Think HBR

Australian manufacturing is dead; long live Australian manufacturing!

Norman Ballard
Hummingbird Electronics Pty Ltd
The days of hot, steamy factories filled with men beating steel with oversize hammers are over. Thank goodness! If this is your view of manufacturing in Australia, then yes, Australian manufacturing is dead. We have entered a new era of cleaner, faster, smarter manufacturing and Australia is in a great position to embrace it.
Australia is a high wage economy. It is what it is, time to move on. Follow the money trail to find where Australian manufacturing should be focussing its efforts. Take a typical gadget in an electronics store on sale for $300; assume the retailer bought it for $150. The enclosure is worth $2, the screen $8, the circuitry inside it $20. Should we be manufacturing these items? Probably not! Most of the value lies in the idea and the brand. Who better to innovate new, valuable ideas for Australia? Australians of course!
Hummingbird Electronics has been honoured to be the recipients of seven innovation awards over the past six years and over that time we have thought carefully about what makes our company innovative. The conclusion is communication. We listen to our suppliers to find out about new materials, new components, new manufacturing techniques and new technologies. We listen to our customers and find out not what they are asking for but what they really would like. As time goes by, technologies and requirements intersect and innovation flourishes.
With the advent of new production methods like 3d printing, labour costs associated with manufacturing are not as important as they were as there is less or no labour involved. In our industry, we find that assembling circuit boards in volumes around 1000 costs about one dollar more in Sydney than in Shanghai. After all, why should an Australian robot cost much more than an Asian one? Automation is going to feature highly in the new Australian paradigm. I have always been struck by a comment that I heard a few years back that applies to most industries “multinationals with billion dollar R&D budgets are developing new integrated circuits all the time. The results of their billion dollar investments are available to the USA and Australia on the same day.”Automation and innovation can turn the manufacturing tables back in Australia’s favour.
Government is generating a lot of noise at the moment about innovation in manufacturing and supporting the transition from traditional to future manufacturing. We should take advantage of programs like the recently announced “new $50 million Manufacturing Transition Programme” while they are still in the budget. Whilst on the subject of government, please if anybody in a situation of influence is reading this, we need stability. How can we innovate in important areas like renewable energies and cleaner cars when the government changes policy and position like the seasons? The greatest risk as we see it to increased investment in Australian manufacturing right now is a lack of a bipartisan commitment to many of the big opportunities for the next decade. Come on government stop arguing and start leading.

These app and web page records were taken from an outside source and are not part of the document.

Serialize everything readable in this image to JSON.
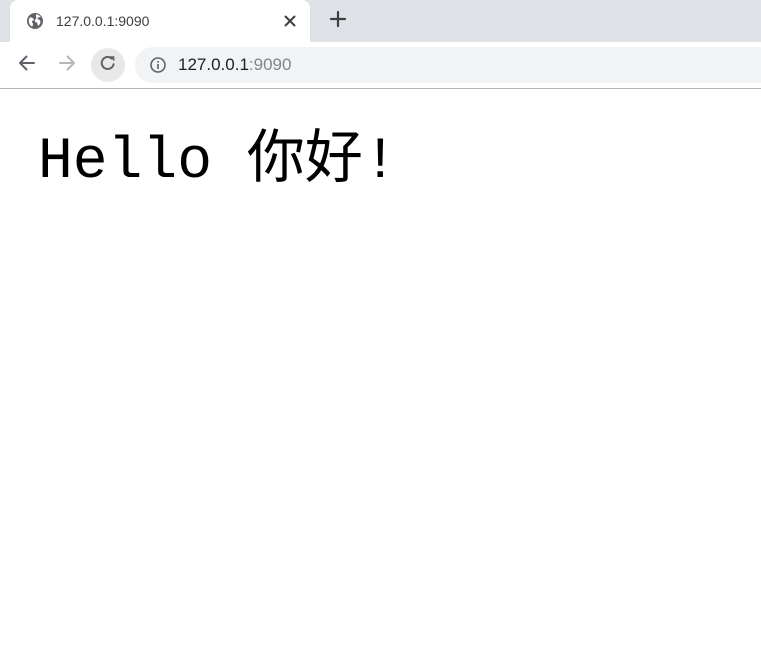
{
  "tab": {
    "title": "127.0.0.1:9090",
    "favicon": "globe-icon",
    "close_icon": "close-icon"
  },
  "new_tab": {
    "icon": "plus-icon"
  },
  "toolbar": {
    "back_icon": "arrow-left-icon",
    "forward_icon": "arrow-right-icon",
    "reload_icon": "reload-icon",
    "site_info_icon": "info-icon"
  },
  "address_bar": {
    "host": "127.0.0.1",
    "port": ":9090"
  },
  "page": {
    "heading": "Hello 你好!"
  },
  "colors": {
    "tab_strip": "#dee1e6",
    "omnibox": "#f1f3f4",
    "text": "#000000",
    "url_secondary": "#80868b"
  }
}
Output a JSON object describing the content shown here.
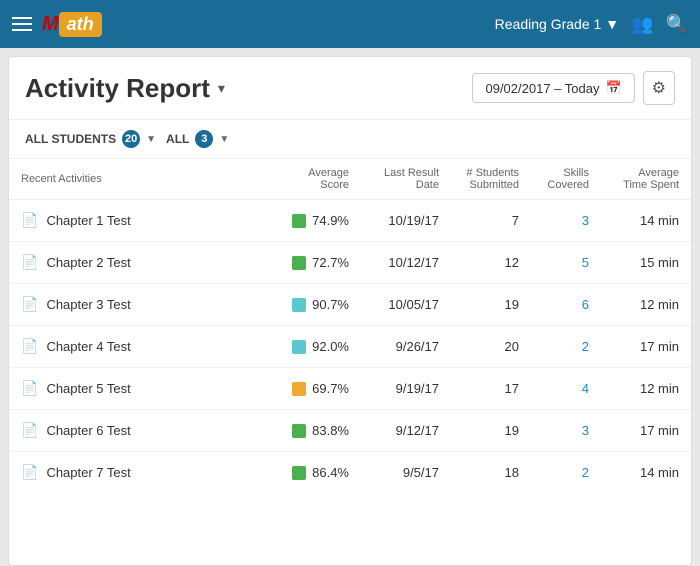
{
  "header": {
    "menu_label": "menu",
    "logo_text": "ath",
    "grade_selector": "Reading Grade 1",
    "dropdown_arrow": "▼"
  },
  "title_bar": {
    "title": "Activity Report",
    "dropdown_icon": "▾",
    "date_range": "09/02/2017 – Today",
    "calendar_icon": "📅",
    "settings_icon": "⚙"
  },
  "filters": {
    "students_label": "ALL STUDENTS",
    "students_count": "20",
    "all_label": "ALL",
    "all_count": "3"
  },
  "table": {
    "headers": {
      "activity": "Recent Activities",
      "avg_score": "Average Score",
      "last_date": "Last Result Date",
      "students": "# Students Submitted",
      "skills": "Skills Covered",
      "time": "Average Time Spent"
    },
    "rows": [
      {
        "name": "Chapter 1 Test",
        "score": "74.9%",
        "score_color": "#4caf50",
        "date": "10/19/17",
        "students": "7",
        "skills": "3",
        "time": "14 min"
      },
      {
        "name": "Chapter 2 Test",
        "score": "72.7%",
        "score_color": "#4caf50",
        "date": "10/12/17",
        "students": "12",
        "skills": "5",
        "time": "15 min"
      },
      {
        "name": "Chapter 3 Test",
        "score": "90.7%",
        "score_color": "#5bc8d0",
        "date": "10/05/17",
        "students": "19",
        "skills": "6",
        "time": "12 min"
      },
      {
        "name": "Chapter 4 Test",
        "score": "92.0%",
        "score_color": "#5bc8d0",
        "date": "9/26/17",
        "students": "20",
        "skills": "2",
        "time": "17 min"
      },
      {
        "name": "Chapter 5 Test",
        "score": "69.7%",
        "score_color": "#f0a830",
        "date": "9/19/17",
        "students": "17",
        "skills": "4",
        "time": "12 min"
      },
      {
        "name": "Chapter 6 Test",
        "score": "83.8%",
        "score_color": "#4caf50",
        "date": "9/12/17",
        "students": "19",
        "skills": "3",
        "time": "17 min"
      },
      {
        "name": "Chapter 7 Test",
        "score": "86.4%",
        "score_color": "#4caf50",
        "date": "9/5/17",
        "students": "18",
        "skills": "2",
        "time": "14 min"
      }
    ]
  }
}
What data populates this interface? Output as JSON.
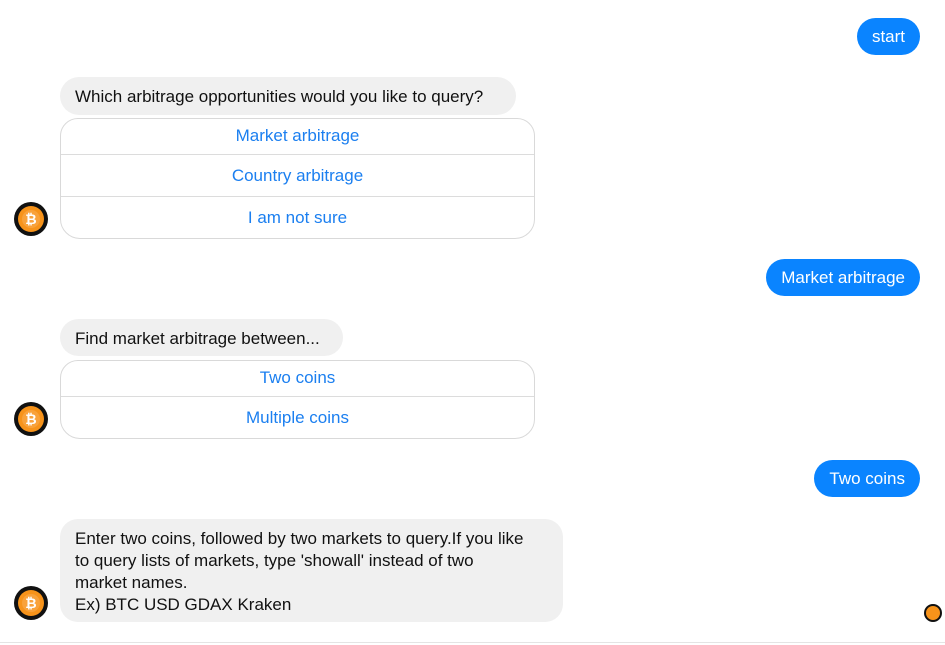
{
  "messages": {
    "out_start": "start",
    "in_q1": "Which arbitrage opportunities would you like to query?",
    "q1_replies": [
      "Market arbitrage",
      "Country arbitrage",
      "I am not sure"
    ],
    "out_market": "Market arbitrage",
    "in_q2": "Find market arbitrage between...",
    "q2_replies": [
      "Two coins",
      "Multiple coins"
    ],
    "out_two": "Two coins",
    "in_q3_lines": [
      "Enter two coins, followed by two markets to query.If you like",
      "to query lists of markets, type 'showall' instead of two",
      "market names.",
      "Ex) BTC USD GDAX Kraken"
    ]
  },
  "avatar": {
    "icon": "bitcoin-icon",
    "glyph": "₿",
    "color": "#f7931a"
  },
  "colors": {
    "outgoing_bubble": "#0a84ff",
    "incoming_bubble": "#f0f0f0",
    "quick_reply_text": "#1b7ff0"
  }
}
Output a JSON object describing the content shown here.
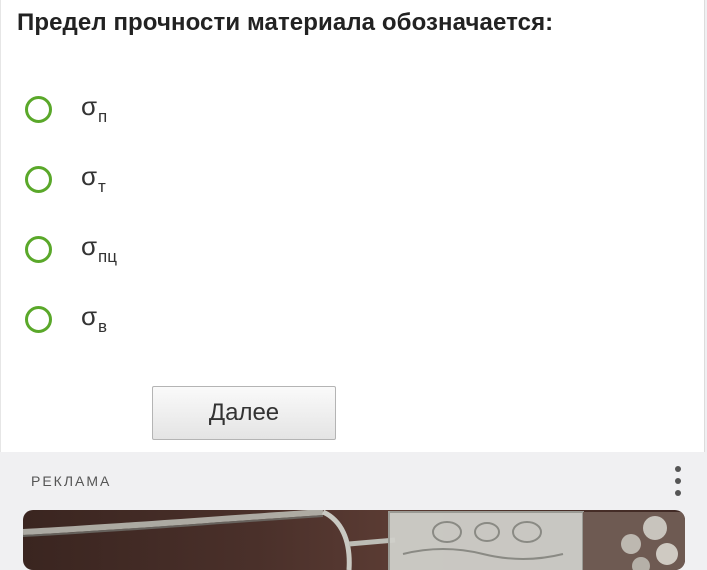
{
  "question": {
    "text": "Предел прочности материала обозначается:"
  },
  "options": [
    {
      "symbol": "σ",
      "subscript": "п"
    },
    {
      "symbol": "σ",
      "subscript": "т"
    },
    {
      "symbol": "σ",
      "subscript": "пц"
    },
    {
      "symbol": "σ",
      "subscript": "в"
    }
  ],
  "next_button": {
    "label": "Далее"
  },
  "ad": {
    "label": "РЕКЛАМА",
    "menu_icon": "kebab-menu-icon"
  },
  "colors": {
    "radio_accent": "#5aa82a",
    "ad_background": "#f0f0f2"
  }
}
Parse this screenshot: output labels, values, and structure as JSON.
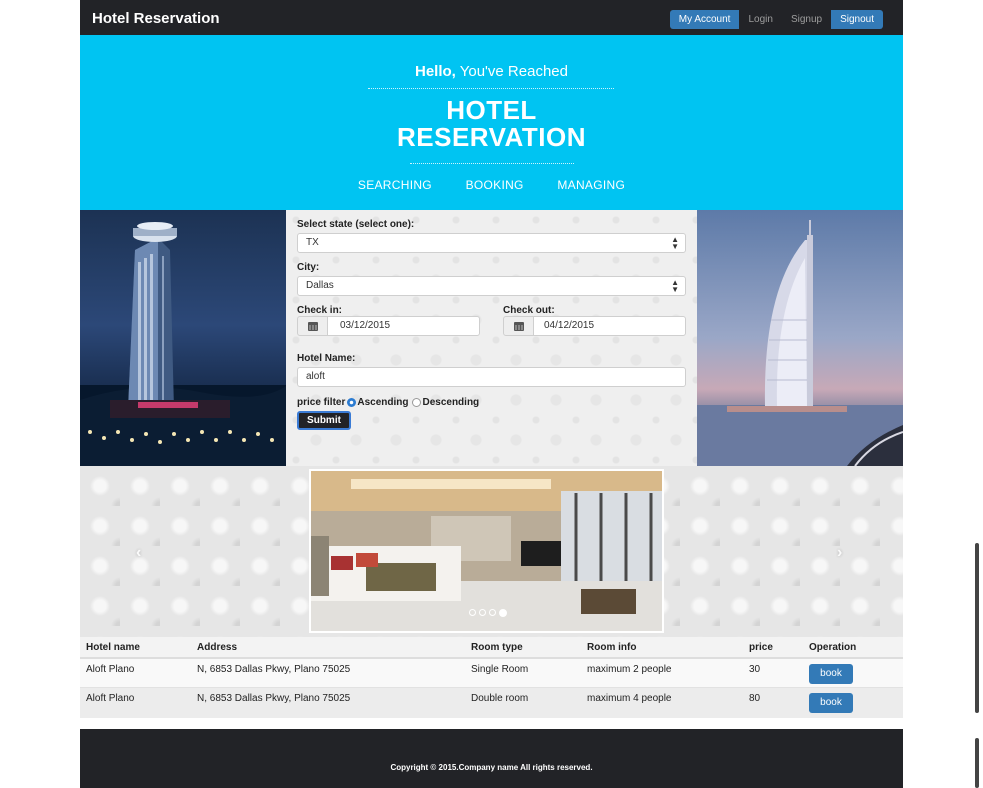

The future of manufacturing is exciting. It is cleaner, faster, and smarter and Australia is as well positioned as any other country to take advantage of it. Embrace the change and let’s look forward to another century of successful manufacturing in Australia.
For further information contact Norman on (02) 4919 0427, email or visit
Norman Ballard Norman Ballard
founded Hummingbird Electronics Pty Ltd in 1997 after emigrating from South Africa. Prior to this he had extensive industry experience, including as a Project Engineer at General Electric, Director of the Semiconductor Division within Avnet and Market Development Manager for semiconductor products in Southern Africa for Motorola.